SRINAGAR, India -- Massive anti-India protests erupted in several parts of the Indian-controlled portion of Kashmir on Sunday amid fierce fighting between rebels and government forces that left at least 12 militants and three army soldiers dead, officials said.
At least four civilians were killed and dozens injured in the latest round of anti-India protests, which broke out after Indian troops launched counterinsurgency operations targeting mainly the southern parts of disputed Kashmir, where new-age rebels have revived militancy and challenged New Delhi's rule with guns and effective use of social media.
In recent years, Kashmiris, mainly youths, have displayed open solidarity with anti-India rebels and sought to protect them by engaging troops in street clashes during military operations against the militants.

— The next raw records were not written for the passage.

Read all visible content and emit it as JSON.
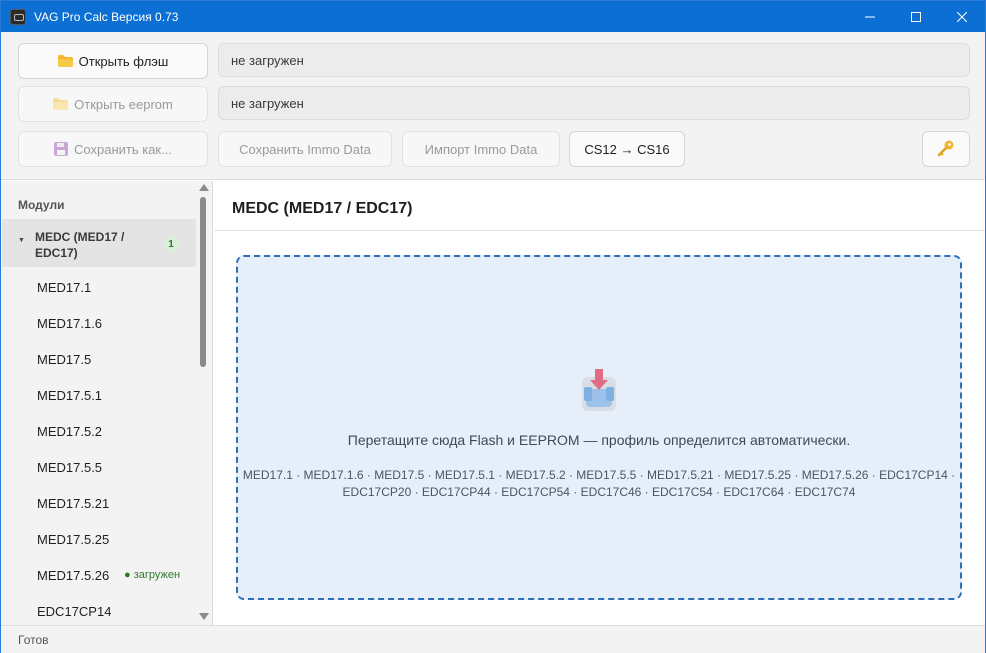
{
  "window": {
    "title": "VAG Pro Calc Версия 0.73",
    "controls": {
      "minimize": "minimize-icon",
      "maximize": "maximize-icon",
      "close": "close-icon"
    }
  },
  "toolbar": {
    "open_flash_label": "Открыть флэш",
    "open_eeprom_label": "Открыть eeprom",
    "flash_status": "не загружен",
    "eeprom_status": "не загружен",
    "save_as_label": "Сохранить как...",
    "save_immo_label": "Сохранить Immo Data",
    "import_immo_label": "Импорт Immo Data",
    "cs_convert_label": "CS12 → CS16",
    "key_button_icon": "key-icon"
  },
  "sidebar": {
    "header": "Модули",
    "group": {
      "label": "MEDC (MED17 / EDC17)",
      "count": "1"
    },
    "items": [
      {
        "label": "MED17.1",
        "status": ""
      },
      {
        "label": "MED17.1.6",
        "status": ""
      },
      {
        "label": "MED17.5",
        "status": ""
      },
      {
        "label": "MED17.5.1",
        "status": ""
      },
      {
        "label": "MED17.5.2",
        "status": ""
      },
      {
        "label": "MED17.5.5",
        "status": ""
      },
      {
        "label": "MED17.5.21",
        "status": ""
      },
      {
        "label": "MED17.5.25",
        "status": ""
      },
      {
        "label": "MED17.5.26",
        "status": "● загружен"
      },
      {
        "label": "EDC17CP14",
        "status": ""
      }
    ]
  },
  "main": {
    "title": "MEDC (MED17 / EDC17)",
    "dropzone": {
      "icon": "download-tray-icon",
      "text": "Перетащите сюда Flash и EEPROM — профиль определится автоматически.",
      "supported_line1": "MED17.1 · MED17.1.6 · MED17.5 · MED17.5.1 · MED17.5.2 · MED17.5.5 · MED17.5.21 · MED17.5.25 · MED17.5.26 · EDC17CP14 ·",
      "supported_line2": "EDC17CP20 · EDC17CP44 · EDC17CP54 · EDC17C46 · EDC17C54 · EDC17C64 · EDC17C74"
    }
  },
  "statusbar": {
    "text": "Готов"
  },
  "colors": {
    "titlebar": "#0b6fd3",
    "accent": "#2f6fb7",
    "dropzone_bg": "#e6eef9",
    "loaded_green": "#2c7a2c"
  }
}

The protests have persisted despite the Indian army chief warning recently that tough action would be taken against stone throwers during counterinsurgency operations.
Thousands of Kashmiris hit the streets on Sunday, chanting anti-India slogans and demanding an end to Indian rule over Kashmir as troops launched anti-rebel operations in three southern villages.
By the time, authorities handed over the bodies of some of the slain rebels to their families, tens of thousands had gathered to attend their funerals while shouting slogans like "Go India, go back" and "We want freedom."
The gunbattles - the deadliest this year in Kashmir - began overnight after government forces raided three southern villages following a tip that rebels were hiding there, police said.
They said that after the government forces came under fire, the militants tried to escape from a security cordon while firing their guns and grenades but were killed in the ensuing fighting.
At least 11 militants, including some commanders, were killed in two separate gunbattles in the Shopian area, while one rebel was killed and another captured in Anantnag, said top police officer S.P. Vaid.
Three soldiers were killed and at least six police and soldiers were wounded, Vaid said.
While eight of the dead militants were identified as local cadres of Kashmir's largest rebel group, Hizbul Mujahideen, troops were still clearing off the rubble of a destroyed house at a third gunbattle site where bodies of three militants were lying, Vaid said.
Local residents said soldiers blasted several civilian homes with explosives while fighting the militants.
The Indian army's chief in Kashmir, Lt. Gen. A.K. Bhatt, warned the militants to give up their arms or they would be "neutralized."
"Anybody who uses weapons (against the state) will be dealt with in the same manner we dealt with the terrorists today," Bhatt told reporters.
Top separatist leader Mirwaiz Umar Farooq said Sunday's violence was "more havoc for Kashmiris, who are at the receiving end of execution and repression."
"Kashmiris will continue to die or be forced to pick up arms for resistance as long as India addresses the political and humanitarian problem of Kashmir through a military approach and through force," he said.
No rebel group fighting against Indian rule immediately issued any statement about Sunday's fighting.
As the fighting raged, anti-India protests erupted in several villages in southern Kashmir.
Many protesters also tried to march to the gunbattle sites to help the trapped militants escape, leading to clashes between rock-throwing residents and government forces who fired live ammunition, shotgun pellets and tear gas.
According to hospital officials and police, four civilians were killed and dozens injured, some hit in their eyes by pellets.
Authorities stopped train services and cut cellphone internet services in the most restive towns, and reduced connection speeds in other parts of the Kashmir Valley, a common government practice aimed to calm tensions and prevent anti-India demonstrations from being organized. They also ordered curfews in some southern areas.
Officials ordered all schools and colleges closed on Monday to stop anti-India protests by the students.
Several protests and clashes also erupted in Srinagar and other parts of the disputed region.
Separatist leaders who challenge India's sovereignty over Kashmir have called for a shutdown on Monday against the killings.
Nuclear-armed India and Pakistan each administer part of Kashmir, but both claim it in its entirety.
Pakistan condemned Sunday's violence and expressed solidarity with Kashmiris.
"This mindless killing spree exposes, yet again, the ugly, inhuman face of the state-terrorism that India has been perpetrating against the Kashmiris for decades," Pakistan's Foreign Ministry said in a statement.
Anti-India sentiment runs deep in Kashmir, which in recent years has seen renewed rebel attacks and repeated public protests against Indian rule.
Rebels have been fighting Indian rule since 1989, demanding Kashmir be made part of Pakistan or become an independent country. India accuses Pakistan of arming and training the rebels, a charge Pakistan denies.
Most Kashmiris support the rebels' cause against Indian rule while also participating in civilian street protests against Indian control.
Nearly 70,000 people have been killed in the uprising and the ensuing Indian military crackdown.